* Assignment *
Please count the lines of the listing below in which "Steuerung" occurs, and reply with the number only.

((

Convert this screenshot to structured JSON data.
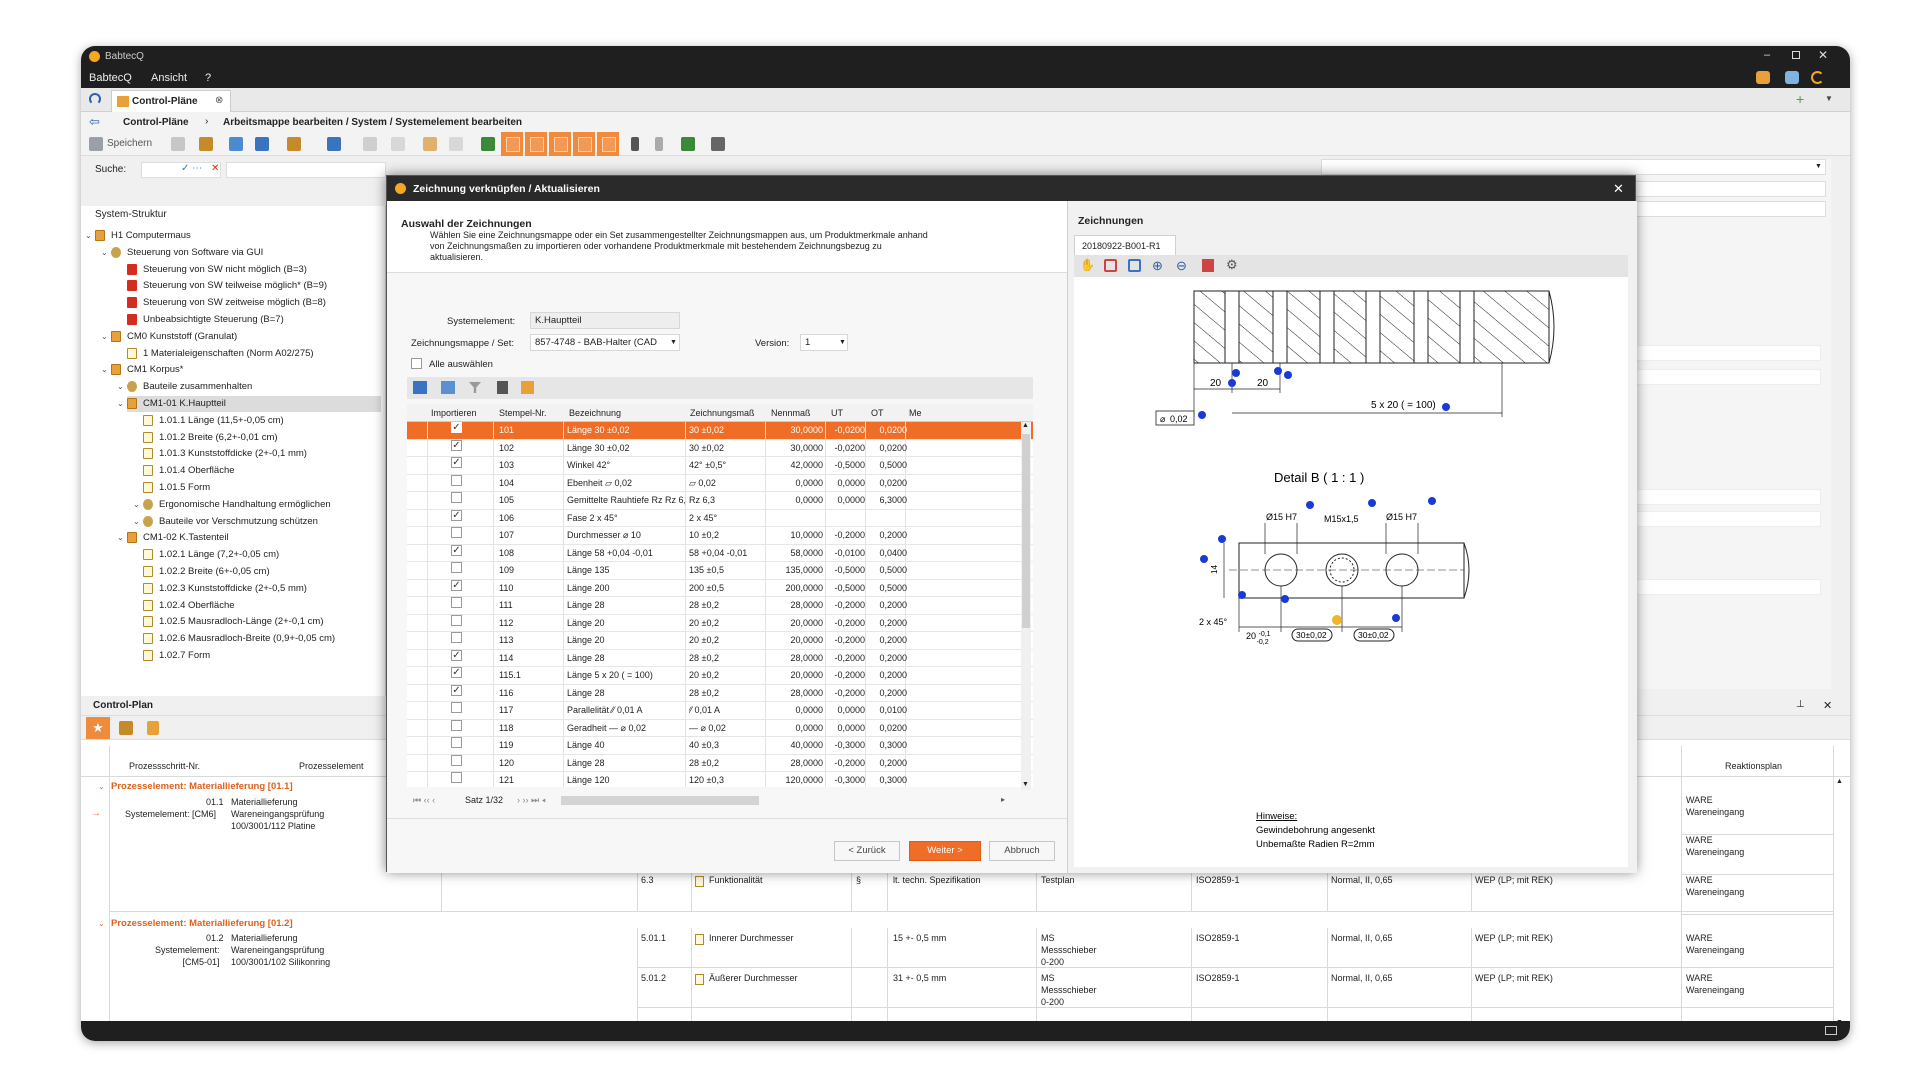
{
  "window": {
    "title": "BabtecQ"
  },
  "menu": [
    "BabtecQ",
    "Ansicht",
    "?"
  ],
  "tab": {
    "label": "Control-Pläne"
  },
  "breadcrumb": {
    "root": "Control-Pläne",
    "path": "Arbeitsmappe bearbeiten / System / Systemelement bearbeiten"
  },
  "toolbar": {
    "save_label": "Speichern"
  },
  "search": {
    "label": "Suche:"
  },
  "tree": {
    "header": "System-Struktur",
    "items": [
      {
        "label": "H1 Computermaus",
        "icon": "folder",
        "level": 1
      },
      {
        "label": "Steuerung von Software via GUI",
        "icon": "gear",
        "level": 2
      },
      {
        "label": "Steuerung von SW nicht möglich (B=3)",
        "icon": "red",
        "level": 3
      },
      {
        "label": "Steuerung von SW teilweise möglich* (B=9)",
        "icon": "red",
        "level": 3
      },
      {
        "label": "Steuerung von SW zeitweise möglich (B=8)",
        "icon": "red",
        "level": 3
      },
      {
        "label": "Unbeabsichtigte Steuerung (B=7)",
        "icon": "red",
        "level": 3
      },
      {
        "label": "CM0 Kunststoff (Granulat)",
        "icon": "folder",
        "level": 2
      },
      {
        "label": "1 Materialeigenschaften (Norm A02/275)",
        "icon": "doc",
        "level": 3
      },
      {
        "label": "CM1 Korpus*",
        "icon": "folder",
        "level": 2
      },
      {
        "label": "Bauteile zusammenhalten",
        "icon": "gear",
        "level": 3
      },
      {
        "label": "CM1-01 K.Hauptteil",
        "icon": "folder",
        "level": 3,
        "selected": true
      },
      {
        "label": "1.01.1 Länge (11,5+-0,05 cm)",
        "icon": "doc",
        "level": 4
      },
      {
        "label": "1.01.2 Breite (6,2+-0,01 cm)",
        "icon": "doc",
        "level": 4
      },
      {
        "label": "1.01.3 Kunststoffdicke (2+-0,1 mm)",
        "icon": "doc",
        "level": 4
      },
      {
        "label": "1.01.4 Oberfläche",
        "icon": "doc",
        "level": 4
      },
      {
        "label": "1.01.5 Form",
        "icon": "doc",
        "level": 4
      },
      {
        "label": "Ergonomische Handhaltung ermöglichen",
        "icon": "gear",
        "level": 4
      },
      {
        "label": "Bauteile vor Verschmutzung schützen",
        "icon": "gear",
        "level": 4
      },
      {
        "label": "CM1-02 K.Tastenteil",
        "icon": "folder",
        "level": 3
      },
      {
        "label": "1.02.1 Länge (7,2+-0,05 cm)",
        "icon": "doc",
        "level": 4
      },
      {
        "label": "1.02.2 Breite (6+-0,05 cm)",
        "icon": "doc",
        "level": 4
      },
      {
        "label": "1.02.3 Kunststoffdicke (2+-0,5 mm)",
        "icon": "doc",
        "level": 4
      },
      {
        "label": "1.02.4 Oberfläche",
        "icon": "doc",
        "level": 4
      },
      {
        "label": "1.02.5 Mausradloch-Länge (2+-0,1 cm)",
        "icon": "doc",
        "level": 4
      },
      {
        "label": "1.02.6 Mausradloch-Breite (0,9+-0,05 cm)",
        "icon": "doc",
        "level": 4
      },
      {
        "label": "1.02.7 Form",
        "icon": "doc",
        "level": 4
      }
    ]
  },
  "controlplan": {
    "title": "Control-Plan",
    "headers": {
      "step": "Prozessschritt-Nr.",
      "element": "Prozesselement",
      "reaction": "Reaktionsplan"
    },
    "groups": [
      {
        "title": "Prozesselement: Materiallieferung [01.1]",
        "num": "01.1",
        "sys": "Systemelement: [CM6]",
        "desc": "Materiallieferung\nWareneingangsprüfung\n100/3001/112 Platine",
        "rows": [
          {
            "reaction": "WARE\nWareneingang"
          },
          {
            "reaction": "WARE\nWareneingang"
          },
          {
            "nr": "6.3",
            "feature": "Funktionalität",
            "sym": "§",
            "spec": "lt. techn. Spezifikation",
            "method": "Testplan",
            "norm": "ISO2859-1",
            "level": "Normal, II, 0,65",
            "plan": "WEP (LP; mit REK)",
            "reaction": "WARE\nWareneingang"
          }
        ]
      },
      {
        "title": "Prozesselement: Materiallieferung [01.2]",
        "num": "01.2",
        "sys": "Systemelement:\n[CM5-01]",
        "desc": "Materiallieferung\nWareneingangsprüfung\n100/3001/102 Silikonring",
        "rows": [
          {
            "nr": "5.01.1",
            "feature": "Innerer Durchmesser",
            "spec": "15 +- 0,5 mm",
            "method": "MS\nMessschieber\n0-200",
            "norm": "ISO2859-1",
            "level": "Normal, II, 0,65",
            "plan": "WEP (LP; mit REK)",
            "reaction": "WARE\nWareneingang"
          },
          {
            "nr": "5.01.2",
            "feature": "Äußerer Durchmesser",
            "spec": "31 +- 0,5 mm",
            "method": "MS\nMessschieber\n0-200",
            "norm": "ISO2859-1",
            "level": "Normal, II, 0,65",
            "plan": "WEP (LP; mit REK)",
            "reaction": "WARE\nWareneingang"
          }
        ]
      }
    ]
  },
  "dialog": {
    "title": "Zeichnung verknüpfen / Aktualisieren",
    "heading": "Auswahl der Zeichnungen",
    "description": [
      "Wählen Sie eine Zeichnungsmappe oder ein Set zusammengestellter Zeichnungsmappen aus, um Produktmerkmale anhand",
      "von Zeichnungsmaßen zu importieren oder vorhandene Produktmerkmale mit bestehendem Zeichnungsbezug zu",
      "aktualisieren."
    ],
    "system_label": "Systemelement:",
    "system_value": "K.Hauptteil",
    "mappe_label": "Zeichnungsmappe / Set:",
    "mappe_value": "857-4748 - BAB-Halter (CAD",
    "version_label": "Version:",
    "version_value": "1",
    "select_all": "Alle auswählen",
    "columns": [
      "Importieren",
      "Stempel-Nr.",
      "Bezeichnung",
      "Zeichnungsmaß",
      "Nennmaß",
      "UT",
      "OT",
      "Me"
    ],
    "rows": [
      {
        "chk": true,
        "nr": "101",
        "bez": "Länge 30 ±0,02",
        "zm": "30 ±0,02",
        "nm": "30,0000",
        "ut": "-0,0200",
        "ot": "0,0200",
        "sel": true
      },
      {
        "chk": true,
        "nr": "102",
        "bez": "Länge 30 ±0,02",
        "zm": "30 ±0,02",
        "nm": "30,0000",
        "ut": "-0,0200",
        "ot": "0,0200"
      },
      {
        "chk": true,
        "nr": "103",
        "bez": "Winkel 42°",
        "zm": "42° ±0,5°",
        "nm": "42,0000",
        "ut": "-0,5000",
        "ot": "0,5000"
      },
      {
        "chk": false,
        "nr": "104",
        "bez": "Ebenheit ▱ 0,02",
        "zm": "▱ 0,02",
        "nm": "0,0000",
        "ut": "0,0000",
        "ot": "0,0200"
      },
      {
        "chk": false,
        "nr": "105",
        "bez": "Gemittelte Rauhtiefe Rz Rz 6,3",
        "zm": "Rz 6,3",
        "nm": "0,0000",
        "ut": "0,0000",
        "ot": "6,3000"
      },
      {
        "chk": true,
        "nr": "106",
        "bez": "Fase 2 x 45°",
        "zm": "2 x 45°",
        "nm": "",
        "ut": "",
        "ot": ""
      },
      {
        "chk": false,
        "nr": "107",
        "bez": "Durchmesser ⌀ 10",
        "zm": "10 ±0,2",
        "nm": "10,0000",
        "ut": "-0,2000",
        "ot": "0,2000"
      },
      {
        "chk": true,
        "nr": "108",
        "bez": "Länge 58 +0,04 -0,01",
        "zm": "58 +0,04 -0,01",
        "nm": "58,0000",
        "ut": "-0,0100",
        "ot": "0,0400"
      },
      {
        "chk": false,
        "nr": "109",
        "bez": "Länge 135",
        "zm": "135 ±0,5",
        "nm": "135,0000",
        "ut": "-0,5000",
        "ot": "0,5000"
      },
      {
        "chk": true,
        "nr": "110",
        "bez": "Länge 200",
        "zm": "200 ±0,5",
        "nm": "200,0000",
        "ut": "-0,5000",
        "ot": "0,5000"
      },
      {
        "chk": false,
        "nr": "111",
        "bez": "Länge 28",
        "zm": "28 ±0,2",
        "nm": "28,0000",
        "ut": "-0,2000",
        "ot": "0,2000"
      },
      {
        "chk": false,
        "nr": "112",
        "bez": "Länge 20",
        "zm": "20 ±0,2",
        "nm": "20,0000",
        "ut": "-0,2000",
        "ot": "0,2000"
      },
      {
        "chk": false,
        "nr": "113",
        "bez": "Länge 20",
        "zm": "20 ±0,2",
        "nm": "20,0000",
        "ut": "-0,2000",
        "ot": "0,2000"
      },
      {
        "chk": true,
        "nr": "114",
        "bez": "Länge 28",
        "zm": "28 ±0,2",
        "nm": "28,0000",
        "ut": "-0,2000",
        "ot": "0,2000"
      },
      {
        "chk": true,
        "nr": "115.1",
        "bez": "Länge 5 x 20 ( = 100)",
        "zm": "20 ±0,2",
        "nm": "20,0000",
        "ut": "-0,2000",
        "ot": "0,2000"
      },
      {
        "chk": true,
        "nr": "116",
        "bez": "Länge 28",
        "zm": "28 ±0,2",
        "nm": "28,0000",
        "ut": "-0,2000",
        "ot": "0,2000"
      },
      {
        "chk": false,
        "nr": "117",
        "bez": "Parallelität ⁄⁄ 0,01 A",
        "zm": "⁄⁄ 0,01 A",
        "nm": "0,0000",
        "ut": "0,0000",
        "ot": "0,0100"
      },
      {
        "chk": false,
        "nr": "118",
        "bez": "Geradheit — ⌀ 0,02",
        "zm": "— ⌀ 0,02",
        "nm": "0,0000",
        "ut": "0,0000",
        "ot": "0,0200"
      },
      {
        "chk": false,
        "nr": "119",
        "bez": "Länge 40",
        "zm": "40 ±0,3",
        "nm": "40,0000",
        "ut": "-0,3000",
        "ot": "0,3000"
      },
      {
        "chk": false,
        "nr": "120",
        "bez": "Länge 28",
        "zm": "28 ±0,2",
        "nm": "28,0000",
        "ut": "-0,2000",
        "ot": "0,2000"
      },
      {
        "chk": false,
        "nr": "121",
        "bez": "Länge 120",
        "zm": "120 ±0,3",
        "nm": "120,0000",
        "ut": "-0,3000",
        "ot": "0,3000"
      }
    ],
    "record_label": "Satz 1/32",
    "back_label": "< Zurück",
    "next_label": "Weiter >",
    "cancel_label": "Abbruch",
    "drawings_title": "Zeichnungen",
    "drawing_tab": "20180922-B001-R1",
    "drawing": {
      "dim_20a": "20",
      "dim_20b": "20",
      "dim_5x20": "5 x 20 ( = 100)",
      "flat": "0,02",
      "detail": "Detail B ( 1 : 1 )",
      "d15a": "Ø15 H7",
      "m15": "M15x1,5",
      "d15b": "Ø15 H7",
      "fase": "2 x 45°",
      "tol": "20 -0,1\n   -0,2",
      "box1": "30±0,02",
      "box2": "30±0,02",
      "side": "14",
      "notes_title": "Hinweise:",
      "note1": "Gewindebohrung angesenkt",
      "note2": "Unbemaßte Radien R=2mm"
    }
  },
  "colors": {
    "accent": "#f06d27",
    "titlebar": "#1f1f1f"
  }
}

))

* Written response *
5